The real world is an inevitable future for all college students, and along with the promise of the real world comes preparation for such.
For students who will soon graduate and with the summer months right around the corner, internships and co-op opportunities should be in the back of every student’s mind.
For students looking to obtain an internship over a semester long period or over the summer, the university’s Center for Experiential Education has everything you need.
Cheryl Rink, assistant director for the Center of Experiential Education, said that it is crucial for students to obtain internships while in college.
“It’s so important that students gain the experience so that they are marketable in the job search process,” she said.
Rink also said that internships help students shape exactly what they may want to pursue as a career.
“Internships and real-world experience also give students the chance to test out their field to see what they actually are planning on pursuing,” she said. “It can help them to shape ideas and specifics for the potential careers even more.”
Internships are often confused with “co-op” opportunities, but they are not the same. Rink said that while internships and co-op opportunities are both major-related experiences, co-ops are more long-term, while internships tend to last on a semester basis.
Rink suggests that students do at least two or three internships while in college, but it mostly varies by major and the field of interest.
“The more experience you get, the better,” Rink said. “It will only help you in the long run.”

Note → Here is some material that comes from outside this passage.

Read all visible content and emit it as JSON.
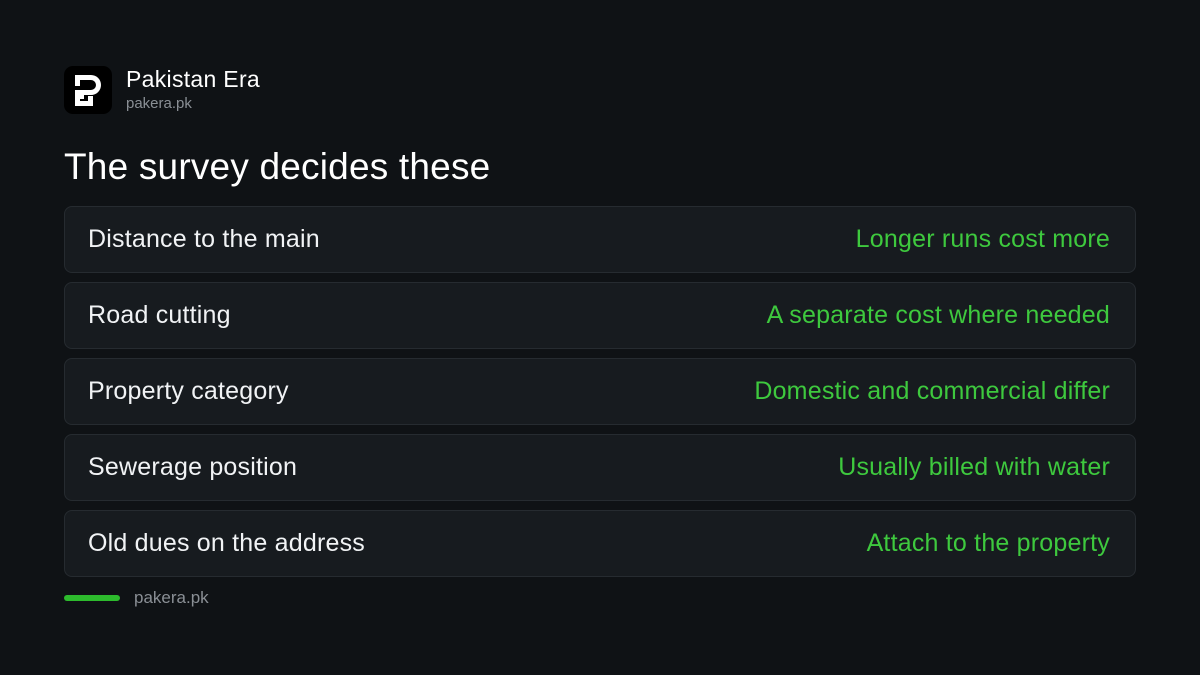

The university’s Center for Experiential Education works with students in many parts of the internship and job searching process, including building and enhancing resumés, creating cover letters and even scheduling mock interviews.
“We see ourselves as the liaison among the students, employers and university,” she said. “We’re there to make sure that if you need us as a resource, we’re available to you.”
The Center for Experiential Education also forwards students’ résumés to potential employers. Rink said it is important for students to start utilizing the center’s services their freshman year, to at least become familiar with the office’s services and get their resumé started. Rink said it is highly suggested for students to utilize the center their sophomore year, as many internship opportunities can be available for their second semester.
The process of creating a résumé is one that is also crucial to the job searching process, but Rink said it doesn’t seal the deal within itself.
“You won’t get a job based solely on your résumé,” she said. “Make sure you know what the employer is looking for, and match up your ability with what they are looking for in employees.”
On a résumé, the key information to include is educational background, relevant experience and previous internships, undergraduate research if any, leadership roles in any clubs and activities, and any volunteer work.
“When employers know what clubs and activities you’re involved in, it shows how well you can juggle and balance these activities with your academics,” she said.
Also, while visual appearance is important, it is not to be overdone.
“Overall, résumé should be clear, concise and error free,” Rink said. “Employers may not look at it for long, but what they see on that one page will determine whether you get an interview call.”
Linsdey Kurtz, a senior English and pre-law major, is graduating in December and recently visited the Center for Experiential Education for help with her résumé, as she has been applying for jobs for the past few months.
“I needed a little direction to spruce up my résumé,” she said. “They helped me make stylistic changes that will hopefully help me ‘wow’ my future employer.”
Kurtz said it is important for students to utilize this office because of the help they offer.
“Students looking for a job or an internship should use the center as soon into their search as possible,” she said. “In this kind of economy, any help is good help.”
Rink said one of the most important things to consider when both creating a resume and during the job search process is thinking how you are going to “seal the deal” with your employer.
“You have to think of how you’re going to sell yourself to the employer,” she said. “You have to be confident and know what you’re capable of and also translate that to the employer.”
Overall, Rink said the biggest advice she gives to students who are looking for internships and jobs is to stay involved.
“It’s important to take an active role and stay involved in the process,” she said. “It’s not enough to just create a résumé and then wait around for results. Make sure employers know you’re there and know what you can do. It takes more than a good résumé to land the job you want.”
Students who are looking to research internships and possible placement opportunities should contact Career Development and Employment Services at 871-7680.